[Start of Attachment]

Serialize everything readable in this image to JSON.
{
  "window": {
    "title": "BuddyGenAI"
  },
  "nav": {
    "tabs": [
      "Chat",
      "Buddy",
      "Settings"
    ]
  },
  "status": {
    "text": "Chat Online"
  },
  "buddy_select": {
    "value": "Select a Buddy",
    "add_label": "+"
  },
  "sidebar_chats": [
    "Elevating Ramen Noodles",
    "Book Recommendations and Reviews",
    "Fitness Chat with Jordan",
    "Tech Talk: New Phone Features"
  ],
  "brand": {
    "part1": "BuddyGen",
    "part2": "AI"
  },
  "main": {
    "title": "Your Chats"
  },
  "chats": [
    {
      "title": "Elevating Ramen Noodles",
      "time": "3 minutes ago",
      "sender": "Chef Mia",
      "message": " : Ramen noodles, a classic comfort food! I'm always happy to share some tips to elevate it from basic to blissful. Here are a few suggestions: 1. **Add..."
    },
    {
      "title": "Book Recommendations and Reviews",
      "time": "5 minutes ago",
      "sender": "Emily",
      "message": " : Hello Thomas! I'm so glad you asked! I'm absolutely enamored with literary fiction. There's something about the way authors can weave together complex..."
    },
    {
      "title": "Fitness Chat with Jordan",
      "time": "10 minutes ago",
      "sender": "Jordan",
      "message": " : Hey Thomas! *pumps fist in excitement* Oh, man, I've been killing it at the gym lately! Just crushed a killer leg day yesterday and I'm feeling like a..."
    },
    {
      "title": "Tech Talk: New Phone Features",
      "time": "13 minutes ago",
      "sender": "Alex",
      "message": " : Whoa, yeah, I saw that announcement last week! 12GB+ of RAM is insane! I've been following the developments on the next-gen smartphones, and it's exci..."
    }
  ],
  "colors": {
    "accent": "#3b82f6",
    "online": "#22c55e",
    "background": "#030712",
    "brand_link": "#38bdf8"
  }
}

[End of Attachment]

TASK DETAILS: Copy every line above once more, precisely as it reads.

TASK RESPONSE:
Serialize everything readable in this image to JSON.
{
  "window": {
    "title": "BuddyGenAI"
  },
  "nav": {
    "tabs": [
      "Chat",
      "Buddy",
      "Settings"
    ]
  },
  "status": {
    "text": "Chat Online"
  },
  "buddy_select": {
    "value": "Select a Buddy",
    "add_label": "+"
  },
  "sidebar_chats": [
    "Elevating Ramen Noodles",
    "Book Recommendations and Reviews",
    "Fitness Chat with Jordan",
    "Tech Talk: New Phone Features"
  ],
  "brand": {
    "part1": "BuddyGen",
    "part2": "AI"
  },
  "main": {
    "title": "Your Chats"
  },
  "chats": [
    {
      "title": "Elevating Ramen Noodles",
      "time": "3 minutes ago",
      "sender": "Chef Mia",
      "message": " : Ramen noodles, a classic comfort food! I'm always happy to share some tips to elevate it from basic to blissful. Here are a few suggestions: 1. **Add..."
    },
    {
      "title": "Book Recommendations and Reviews",
      "time": "5 minutes ago",
      "sender": "Emily",
      "message": " : Hello Thomas! I'm so glad you asked! I'm absolutely enamored with literary fiction. There's something about the way authors can weave together complex..."
    },
    {
      "title": "Fitness Chat with Jordan",
      "time": "10 minutes ago",
      "sender": "Jordan",
      "message": " : Hey Thomas! *pumps fist in excitement* Oh, man, I've been killing it at the gym lately! Just crushed a killer leg day yesterday and I'm feeling like a..."
    },
    {
      "title": "Tech Talk: New Phone Features",
      "time": "13 minutes ago",
      "sender": "Alex",
      "message": " : Whoa, yeah, I saw that announcement last week! 12GB+ of RAM is insane! I've been following the developments on the next-gen smartphones, and it's exci..."
    }
  ],
  "colors": {
    "accent": "#3b82f6",
    "online": "#22c55e",
    "background": "#030712",
    "brand_link": "#38bdf8"
  }
}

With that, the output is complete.